I will say, I am so grateful for Tim and his love for our son, it’s just not what we anticipated.  So my heart is broken, more for him that for me on this day.   It all feels confusing, tricky and much more difficult to navigate than any other Father’s Day.



A different kind of parenting

I have the privilege and opportunity to be the Director at First Glance.  I love it.  I loved it on day one, and fifteen years later, I still love it!  If you don’t know anything about First Glance check out our website.

Part of what I get to do at First Glance is spend time with and love teenagers.  It’s really the best part!  As I walked into and out of Mother’s Day it was not lost on me that God has given me many parenting opportunities over the years.  There are countless students I’ve gotten to “mom” in both large and small ways, so many that if I tried to name them all I wouldn’t be able to.

A few that stand out are:
I taught Amber how to drive and was the one pacing in the waiting room as she took her test.  I seriously was so nervous.

I’ve been to many graduations, standing with flowers and a hug at the end of them (here are a couple I had pictures of).

Attending baptisms and taking them out to lunch afterwards.22518947121_7c6a1c4093_o.jpg10190422064_e50f61fa3f_k.jpg
These are a few that are larger scale and ones I happen to have pictures of, but there are many other smaller ways too.  Several call me mom. Others simply call me in moments of tragedy and joy, and most girls are nervous to introduce me to their boyfriend knowing the questions I will ask them.  Mere minutes of so many of my days that I get to “mom them.”

In addition, a handful of students have lived with Tim and I over the years.  Brea lived with us while she was 17.  To her we are mom and dad, and to her kids we are grandma Noelle and grandpa Tim.

I remember meeting Brea for the first time; she was 15.  One of my other girls was having a birthday party at the lake, and I was invited.  Of course at some point these teenage girls thought it would be great to drag me into the lake, which they successfully did.  Brea was one of them.  She then asked me for a ride home 🙂

Brea began to attend First Glance and then our Teen Moms program, and when she was 17 she called our house home.  We had several fun adventures while she lived there.  Brea moved out about seven months later.  It has been eight years since then, and Brea & her girls continue to be part of our life and family.  Obviously Brea no longer needs the same parenting at 25, but I still take my opportunities when I can!

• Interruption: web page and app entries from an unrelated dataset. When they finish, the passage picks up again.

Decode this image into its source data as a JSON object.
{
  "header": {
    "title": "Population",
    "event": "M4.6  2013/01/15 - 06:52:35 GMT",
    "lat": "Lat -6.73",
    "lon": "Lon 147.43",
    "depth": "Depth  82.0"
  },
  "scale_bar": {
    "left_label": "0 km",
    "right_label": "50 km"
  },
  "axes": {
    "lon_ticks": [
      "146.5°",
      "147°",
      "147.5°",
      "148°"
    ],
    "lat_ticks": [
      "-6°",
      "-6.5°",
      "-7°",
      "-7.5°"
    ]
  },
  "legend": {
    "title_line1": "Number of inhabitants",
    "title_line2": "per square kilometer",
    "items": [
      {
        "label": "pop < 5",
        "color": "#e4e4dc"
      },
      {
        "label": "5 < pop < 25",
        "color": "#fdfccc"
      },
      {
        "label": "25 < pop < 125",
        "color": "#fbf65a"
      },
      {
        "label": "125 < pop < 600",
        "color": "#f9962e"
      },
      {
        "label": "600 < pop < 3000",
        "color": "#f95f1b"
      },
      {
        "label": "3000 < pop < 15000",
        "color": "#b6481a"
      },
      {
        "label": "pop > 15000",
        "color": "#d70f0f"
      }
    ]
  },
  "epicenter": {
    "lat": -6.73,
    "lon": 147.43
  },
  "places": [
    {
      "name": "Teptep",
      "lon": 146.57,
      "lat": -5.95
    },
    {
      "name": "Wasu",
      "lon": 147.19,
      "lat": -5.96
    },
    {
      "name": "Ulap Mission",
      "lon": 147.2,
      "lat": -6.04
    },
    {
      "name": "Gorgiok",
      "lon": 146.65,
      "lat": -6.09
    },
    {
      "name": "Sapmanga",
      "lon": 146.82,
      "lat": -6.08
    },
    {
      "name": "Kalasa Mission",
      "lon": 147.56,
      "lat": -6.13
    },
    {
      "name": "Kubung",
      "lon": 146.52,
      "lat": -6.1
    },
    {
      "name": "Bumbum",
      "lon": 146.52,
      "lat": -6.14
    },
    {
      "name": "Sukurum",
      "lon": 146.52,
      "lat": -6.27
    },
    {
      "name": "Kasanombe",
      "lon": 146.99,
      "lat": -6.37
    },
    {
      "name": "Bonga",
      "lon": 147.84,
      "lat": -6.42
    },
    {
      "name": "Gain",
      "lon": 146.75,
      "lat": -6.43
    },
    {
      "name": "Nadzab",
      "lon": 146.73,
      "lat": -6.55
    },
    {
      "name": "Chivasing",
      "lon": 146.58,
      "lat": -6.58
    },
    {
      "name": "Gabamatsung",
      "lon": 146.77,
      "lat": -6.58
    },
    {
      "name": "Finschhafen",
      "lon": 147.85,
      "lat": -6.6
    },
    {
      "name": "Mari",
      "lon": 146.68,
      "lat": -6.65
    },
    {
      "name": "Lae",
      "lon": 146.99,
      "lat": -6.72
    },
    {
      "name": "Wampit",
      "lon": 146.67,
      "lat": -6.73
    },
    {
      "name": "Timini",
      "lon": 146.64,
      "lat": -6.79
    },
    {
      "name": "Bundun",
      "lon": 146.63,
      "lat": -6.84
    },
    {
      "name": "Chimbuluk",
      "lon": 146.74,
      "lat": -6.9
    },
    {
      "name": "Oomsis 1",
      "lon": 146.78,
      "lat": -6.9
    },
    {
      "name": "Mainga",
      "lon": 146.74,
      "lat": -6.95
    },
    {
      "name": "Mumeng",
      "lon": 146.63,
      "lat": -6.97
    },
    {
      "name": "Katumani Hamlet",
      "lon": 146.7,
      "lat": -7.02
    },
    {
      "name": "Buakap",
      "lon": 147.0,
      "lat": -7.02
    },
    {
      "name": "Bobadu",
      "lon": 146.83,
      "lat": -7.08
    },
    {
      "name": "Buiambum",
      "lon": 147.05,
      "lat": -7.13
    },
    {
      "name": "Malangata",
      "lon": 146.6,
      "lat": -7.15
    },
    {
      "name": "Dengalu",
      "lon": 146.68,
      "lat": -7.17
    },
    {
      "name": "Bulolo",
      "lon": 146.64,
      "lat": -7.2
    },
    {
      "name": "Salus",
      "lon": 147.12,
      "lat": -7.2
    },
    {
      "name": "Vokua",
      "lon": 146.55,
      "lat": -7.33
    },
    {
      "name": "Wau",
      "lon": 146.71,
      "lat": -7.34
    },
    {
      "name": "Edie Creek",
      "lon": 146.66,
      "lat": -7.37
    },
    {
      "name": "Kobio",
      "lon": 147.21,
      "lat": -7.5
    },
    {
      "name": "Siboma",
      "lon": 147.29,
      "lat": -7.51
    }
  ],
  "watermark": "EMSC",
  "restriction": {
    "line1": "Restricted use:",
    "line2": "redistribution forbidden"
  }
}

Brea now is an amazing young woman who works hard to raise her two daughters as a single mom, and we are so very proud of her!26069276571_4cc6893a49_o.jpg
Mother’s day was painfully hard this year without Enoch – so different than anticipated. But I can’t tell you how blessed I feel by the opportunity to love and care for so many around me.  God owes me nothing, it’s all a gift!  As much as I grieved the loss of Enoch and being a mom in a more traditional way, I recognize I am a mom to him, to Brea and to others around me.  God didn’t have to allow me these opportunities.  But he has, and I am so very grateful!


A permanent reminder

As mentioned in my last post I wasn’t looking forward to Mother’s Day, but I wanted it to be redemptive.  I needed it to be more than only a horrible day I wanted to get through.

I have been wanting to get my first ever tattoo for a while.  After Enoch died, I knew I wanted one in honor of my son.  So on Mother’s Day, I got it.

I got his name on my hand for a couple reasons.

The first reason is this verse, which was introduced to me months ago by my friend and mentor Gail Benn.  “Can a woman forget her nursing child, that she should have no compassion on the son of her womb? Even these may forget, yet I will not forget you. Behold, I have engraved you on the palms of my hands; your walls are continually before me.” – Isaiah 49:15-16 ESV     (I wanted the tattoo in my palm, but it wears away there, so I put it on the side of my hand).

The second reason is that all of last year I would write on my palms “palms up” as  reminder that I was open handed, surrendering everything to God and trusting He was in control.  I wrote about this idea earlier this year.

Palms Up

And so now I have a regular reminder… Of the son I will never forget, and that I surrender everything in my life to God.